WHAT YOU NEED TO DO. Give every line of the data again, unchanged, but with no pictures.
Segment Start: AVAILABLE RECORDS
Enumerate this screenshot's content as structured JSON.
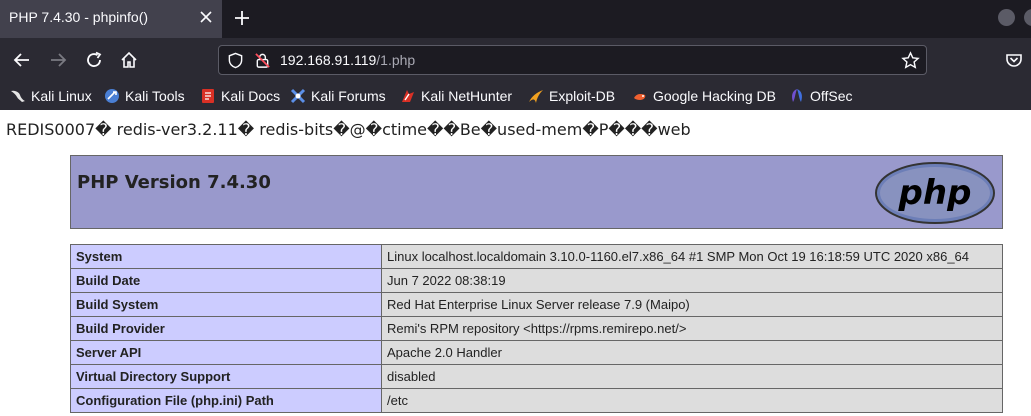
{
  "browser": {
    "tab_title": "PHP 7.4.30 - phpinfo()",
    "url_host": "192.168.91.119",
    "url_path": "/1.php"
  },
  "bookmarks": [
    {
      "label": "Kali Linux",
      "icon": "kali-dragon-icon",
      "color": "#e5e5e5"
    },
    {
      "label": "Kali Tools",
      "icon": "kali-tools-icon",
      "color": "#4a7fd4"
    },
    {
      "label": "Kali Docs",
      "icon": "kali-docs-icon",
      "color": "#d93025"
    },
    {
      "label": "Kali Forums",
      "icon": "kali-forums-icon",
      "color": "#5b8fe8"
    },
    {
      "label": "Kali NetHunter",
      "icon": "kali-nethunter-icon",
      "color": "#d93025"
    },
    {
      "label": "Exploit-DB",
      "icon": "exploit-db-icon",
      "color": "#f0a020"
    },
    {
      "label": "Google Hacking DB",
      "icon": "ghdb-icon",
      "color": "#f06030"
    },
    {
      "label": "OffSec",
      "icon": "offsec-icon",
      "color": "#7050d0"
    }
  ],
  "page": {
    "redis_line": "REDIS0007� redis-ver3.2.11� redis-bits�@�ctime��Be�used-mem�P���web",
    "php_version": "PHP Version 7.4.30",
    "logo_text": "php",
    "rows": [
      {
        "key": "System",
        "value": "Linux localhost.localdomain 3.10.0-1160.el7.x86_64 #1 SMP Mon Oct 19 16:18:59 UTC 2020 x86_64"
      },
      {
        "key": "Build Date",
        "value": "Jun 7 2022 08:38:19"
      },
      {
        "key": "Build System",
        "value": "Red Hat Enterprise Linux Server release 7.9 (Maipo)"
      },
      {
        "key": "Build Provider",
        "value": "Remi's RPM repository <https://rpms.remirepo.net/>"
      },
      {
        "key": "Server API",
        "value": "Apache 2.0 Handler"
      },
      {
        "key": "Virtual Directory Support",
        "value": "disabled"
      },
      {
        "key": "Configuration File (php.ini) Path",
        "value": "/etc"
      }
    ]
  },
  "colors": {
    "header_bg": "#9999cc",
    "key_cell_bg": "#ccccff",
    "value_cell_bg": "#dddddd"
  }
}
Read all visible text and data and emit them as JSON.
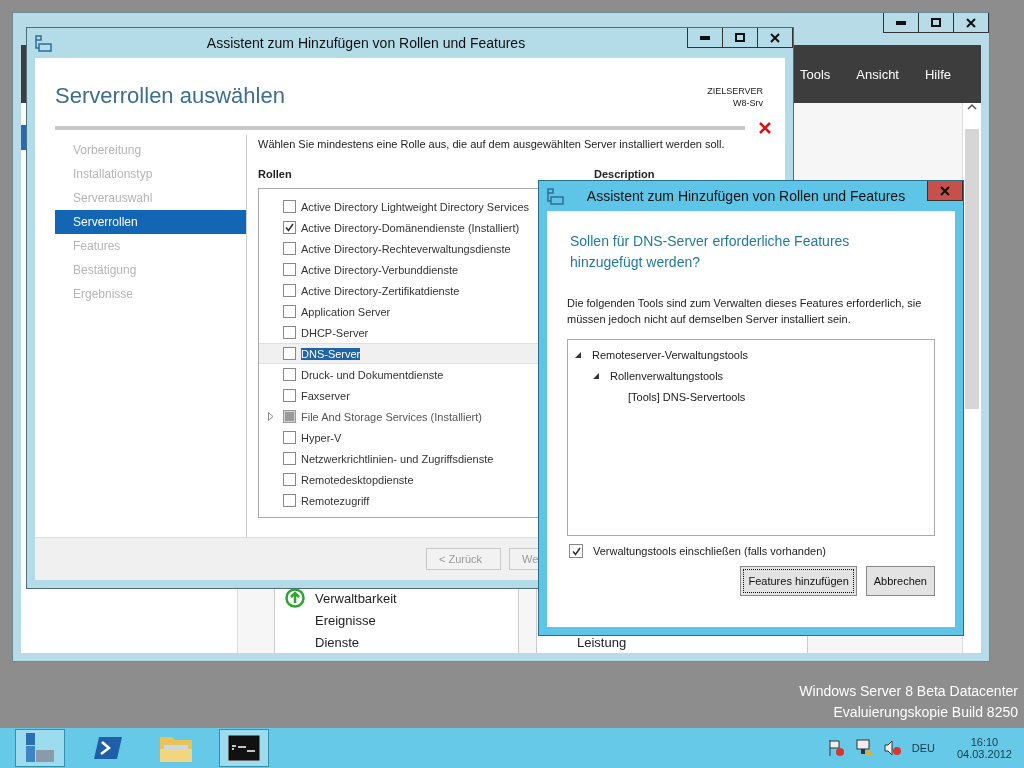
{
  "server_manager": {
    "menu": [
      "Tools",
      "Ansicht",
      "Hilfe"
    ],
    "tiles": [
      {
        "items": [
          {
            "label": "Verwaltbarkeit",
            "kind": "status"
          },
          {
            "label": "Ereignisse",
            "kind": "plain"
          },
          {
            "label": "Dienste",
            "kind": "plain"
          }
        ]
      },
      {
        "items": [
          {
            "label": "Leistung",
            "kind": "plain"
          }
        ]
      }
    ]
  },
  "wizard": {
    "title": "Assistent zum Hinzufügen von Rollen und Features",
    "heading": "Serverrollen auswählen",
    "target_label": "ZIELSERVER",
    "target_server": "W8-Srv",
    "steps": [
      {
        "label": "Vorbereitung",
        "selected": false
      },
      {
        "label": "Installationstyp",
        "selected": false
      },
      {
        "label": "Serverauswahl",
        "selected": false
      },
      {
        "label": "Serverrollen",
        "selected": true
      },
      {
        "label": "Features",
        "selected": false
      },
      {
        "label": "Bestätigung",
        "selected": false
      },
      {
        "label": "Ergebnisse",
        "selected": false
      }
    ],
    "instruction": "Wählen Sie mindestens eine Rolle aus, die auf dem ausgewählten Server installiert werden soll.",
    "roles_heading": "Rollen",
    "description_heading": "Description",
    "roles": [
      {
        "label": "Active Directory Lightweight Directory Services",
        "checked": false,
        "disabled": false,
        "expandable": false,
        "selected": false
      },
      {
        "label": "Active Directory-Domänendienste (Installiert)",
        "checked": true,
        "disabled": false,
        "expandable": false,
        "selected": false
      },
      {
        "label": "Active Directory-Rechteverwaltungsdienste",
        "checked": false,
        "disabled": false,
        "expandable": false,
        "selected": false
      },
      {
        "label": "Active Directory-Verbunddienste",
        "checked": false,
        "disabled": false,
        "expandable": false,
        "selected": false
      },
      {
        "label": "Active Directory-Zertifikatdienste",
        "checked": false,
        "disabled": false,
        "expandable": false,
        "selected": false
      },
      {
        "label": "Application Server",
        "checked": false,
        "disabled": false,
        "expandable": false,
        "selected": false
      },
      {
        "label": "DHCP-Server",
        "checked": false,
        "disabled": false,
        "expandable": false,
        "selected": false
      },
      {
        "label": "DNS-Server",
        "checked": false,
        "disabled": false,
        "expandable": false,
        "selected": true
      },
      {
        "label": "Druck- und Dokumentdienste",
        "checked": false,
        "disabled": false,
        "expandable": false,
        "selected": false
      },
      {
        "label": "Faxserver",
        "checked": false,
        "disabled": false,
        "expandable": false,
        "selected": false
      },
      {
        "label": "File And Storage Services (Installiert)",
        "checked": true,
        "disabled": true,
        "expandable": true,
        "selected": false
      },
      {
        "label": "Hyper-V",
        "checked": false,
        "disabled": false,
        "expandable": false,
        "selected": false
      },
      {
        "label": "Netzwerkrichtlinien- und Zugriffsdienste",
        "checked": false,
        "disabled": false,
        "expandable": false,
        "selected": false
      },
      {
        "label": "Remotedesktopdienste",
        "checked": false,
        "disabled": false,
        "expandable": false,
        "selected": false
      },
      {
        "label": "Remotezugriff",
        "checked": false,
        "disabled": false,
        "expandable": false,
        "selected": false
      }
    ],
    "buttons": [
      {
        "label": "< Zurück",
        "disabled": true
      },
      {
        "label": "We",
        "disabled": true
      }
    ]
  },
  "dialog": {
    "title": "Assistent zum Hinzufügen von Rollen und Features",
    "heading": "Sollen für DNS-Server erforderliche Features hinzugefügt werden?",
    "text": "Die folgenden Tools sind zum Verwalten dieses Features erforderlich, sie müssen jedoch nicht auf demselben Server installiert sein.",
    "tree": [
      {
        "label": "Remoteserver-Verwaltungstools",
        "expanded": true,
        "children": [
          {
            "label": "Rollenverwaltungstools",
            "expanded": true,
            "children": [
              {
                "label": "[Tools] DNS-Servertools"
              }
            ]
          }
        ]
      }
    ],
    "include_tools": {
      "label": "Verwaltungstools einschließen (falls vorhanden)",
      "checked": true
    },
    "buttons": [
      {
        "label": "Features hinzufügen",
        "focused": true
      },
      {
        "label": "Abbrechen",
        "focused": false
      }
    ]
  },
  "desktop": {
    "edition_lines": [
      "Windows Server 8 Beta Datacenter",
      "Evaluierungskopie Build 8250"
    ]
  },
  "taskbar": {
    "apps": [
      {
        "kind": "server-manager",
        "active": true
      },
      {
        "kind": "powershell",
        "active": false
      },
      {
        "kind": "explorer",
        "active": false
      },
      {
        "kind": "console",
        "active": true
      }
    ],
    "language": "DEU",
    "time": "16:10",
    "date": "04.03.2012"
  }
}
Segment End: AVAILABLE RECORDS
TASK RESULT.
Enumerate this screenshot's content as structured JSON.
{
  "browser": {
    "tab_title": "PHP 7.4.30 - phpinfo()",
    "url_host": "192.168.91.119",
    "url_path": "/1.php"
  },
  "bookmarks": [
    {
      "label": "Kali Linux",
      "icon": "kali-dragon-icon",
      "color": "#e5e5e5"
    },
    {
      "label": "Kali Tools",
      "icon": "kali-tools-icon",
      "color": "#4a7fd4"
    },
    {
      "label": "Kali Docs",
      "icon": "kali-docs-icon",
      "color": "#d93025"
    },
    {
      "label": "Kali Forums",
      "icon": "kali-forums-icon",
      "color": "#5b8fe8"
    },
    {
      "label": "Kali NetHunter",
      "icon": "kali-nethunter-icon",
      "color": "#d93025"
    },
    {
      "label": "Exploit-DB",
      "icon": "exploit-db-icon",
      "color": "#f0a020"
    },
    {
      "label": "Google Hacking DB",
      "icon": "ghdb-icon",
      "color": "#f06030"
    },
    {
      "label": "OffSec",
      "icon": "offsec-icon",
      "color": "#7050d0"
    }
  ],
  "page": {
    "redis_line": "REDIS0007� redis-ver3.2.11� redis-bits�@�ctime��Be�used-mem�P���web",
    "php_version": "PHP Version 7.4.30",
    "logo_text": "php",
    "rows": [
      {
        "key": "System",
        "value": "Linux localhost.localdomain 3.10.0-1160.el7.x86_64 #1 SMP Mon Oct 19 16:18:59 UTC 2020 x86_64"
      },
      {
        "key": "Build Date",
        "value": "Jun 7 2022 08:38:19"
      },
      {
        "key": "Build System",
        "value": "Red Hat Enterprise Linux Server release 7.9 (Maipo)"
      },
      {
        "key": "Build Provider",
        "value": "Remi's RPM repository <https://rpms.remirepo.net/>"
      },
      {
        "key": "Server API",
        "value": "Apache 2.0 Handler"
      },
      {
        "key": "Virtual Directory Support",
        "value": "disabled"
      },
      {
        "key": "Configuration File (php.ini) Path",
        "value": "/etc"
      }
    ]
  },
  "colors": {
    "header_bg": "#9999cc",
    "key_cell_bg": "#ccccff",
    "value_cell_bg": "#dddddd"
  }
}
Read all visible text and data and emit them as JSON.
{
  "server_manager": {
    "menu": [
      "Tools",
      "Ansicht",
      "Hilfe"
    ],
    "tiles": [
      {
        "items": [
          {
            "label": "Verwaltbarkeit",
            "kind": "status"
          },
          {
            "label": "Ereignisse",
            "kind": "plain"
          },
          {
            "label": "Dienste",
            "kind": "plain"
          }
        ]
      },
      {
        "items": [
          {
            "label": "Leistung",
            "kind": "plain"
          }
        ]
      }
    ]
  },
  "wizard": {
    "title": "Assistent zum Hinzufügen von Rollen und Features",
    "heading": "Serverrollen auswählen",
    "target_label": "ZIELSERVER",
    "target_server": "W8-Srv",
    "steps": [
      {
        "label": "Vorbereitung",
        "selected": false
      },
      {
        "label": "Installationstyp",
        "selected": false
      },
      {
        "label": "Serverauswahl",
        "selected": false
      },
      {
        "label": "Serverrollen",
        "selected": true
      },
      {
        "label": "Features",
        "selected": false
      },
      {
        "label": "Bestätigung",
        "selected": false
      },
      {
        "label": "Ergebnisse",
        "selected": false
      }
    ],
    "instruction": "Wählen Sie mindestens eine Rolle aus, die auf dem ausgewählten Server installiert werden soll.",
    "roles_heading": "Rollen",
    "description_heading": "Description",
    "roles": [
      {
        "label": "Active Directory Lightweight Directory Services",
        "checked": false,
        "disabled": false,
        "expandable": false,
        "selected": false
      },
      {
        "label": "Active Directory-Domänendienste (Installiert)",
        "checked": true,
        "disabled": false,
        "expandable": false,
        "selected": false
      },
      {
        "label": "Active Directory-Rechteverwaltungsdienste",
        "checked": false,
        "disabled": false,
        "expandable": false,
        "selected": false
      },
      {
        "label": "Active Directory-Verbunddienste",
        "checked": false,
        "disabled": false,
        "expandable": false,
        "selected": false
      },
      {
        "label": "Active Directory-Zertifikatdienste",
        "checked": false,
        "disabled": false,
        "expandable": false,
        "selected": false
      },
      {
        "label": "Application Server",
        "checked": false,
        "disabled": false,
        "expandable": false,
        "selected": false
      },
      {
        "label": "DHCP-Server",
        "checked": false,
        "disabled": false,
        "expandable": false,
        "selected": false
      },
      {
        "label": "DNS-Server",
        "checked": false,
        "disabled": false,
        "expandable": false,
        "selected": true
      },
      {
        "label": "Druck- und Dokumentdienste",
        "checked": false,
        "disabled": false,
        "expandable": false,
        "selected": false
      },
      {
        "label": "Faxserver",
        "checked": false,
        "disabled": false,
        "expandable": false,
        "selected": false
      },
      {
        "label": "File And Storage Services (Installiert)",
        "checked": true,
        "disabled": true,
        "expandable": true,
        "selected": false
      },
      {
        "label": "Hyper-V",
        "checked": false,
        "disabled": false,
        "expandable": false,
        "selected": false
      },
      {
        "label": "Netzwerkrichtlinien- und Zugriffsdienste",
        "checked": false,
        "disabled": false,
        "expandable": false,
        "selected": false
      },
      {
        "label": "Remotedesktopdienste",
        "checked": false,
        "disabled": false,
        "expandable": false,
        "selected": false
      },
      {
        "label": "Remotezugriff",
        "checked": false,
        "disabled": false,
        "expandable": false,
        "selected": false
      }
    ],
    "buttons": [
      {
        "label": "< Zurück",
        "disabled": true
      },
      {
        "label": "We",
        "disabled": true
      }
    ]
  },
  "dialog": {
    "title": "Assistent zum Hinzufügen von Rollen und Features",
    "heading": "Sollen für DNS-Server erforderliche Features hinzugefügt werden?",
    "text": "Die folgenden Tools sind zum Verwalten dieses Features erforderlich, sie müssen jedoch nicht auf demselben Server installiert sein.",
    "tree": [
      {
        "label": "Remoteserver-Verwaltungstools",
        "expanded": true,
        "children": [
          {
            "label": "Rollenverwaltungstools",
            "expanded": true,
            "children": [
              {
                "label": "[Tools] DNS-Servertools"
              }
            ]
          }
        ]
      }
    ],
    "include_tools": {
      "label": "Verwaltungstools einschließen (falls vorhanden)",
      "checked": true
    },
    "buttons": [
      {
        "label": "Features hinzufügen",
        "focused": true
      },
      {
        "label": "Abbrechen",
        "focused": false
      }
    ]
  },
  "desktop": {
    "edition_lines": [
      "Windows Server 8 Beta Datacenter",
      "Evaluierungskopie Build 8250"
    ]
  },
  "taskbar": {
    "apps": [
      {
        "kind": "server-manager",
        "active": true
      },
      {
        "kind": "powershell",
        "active": false
      },
      {
        "kind": "explorer",
        "active": false
      },
      {
        "kind": "console",
        "active": true
      }
    ],
    "language": "DEU",
    "time": "16:10",
    "date": "04.03.2012"
  }
}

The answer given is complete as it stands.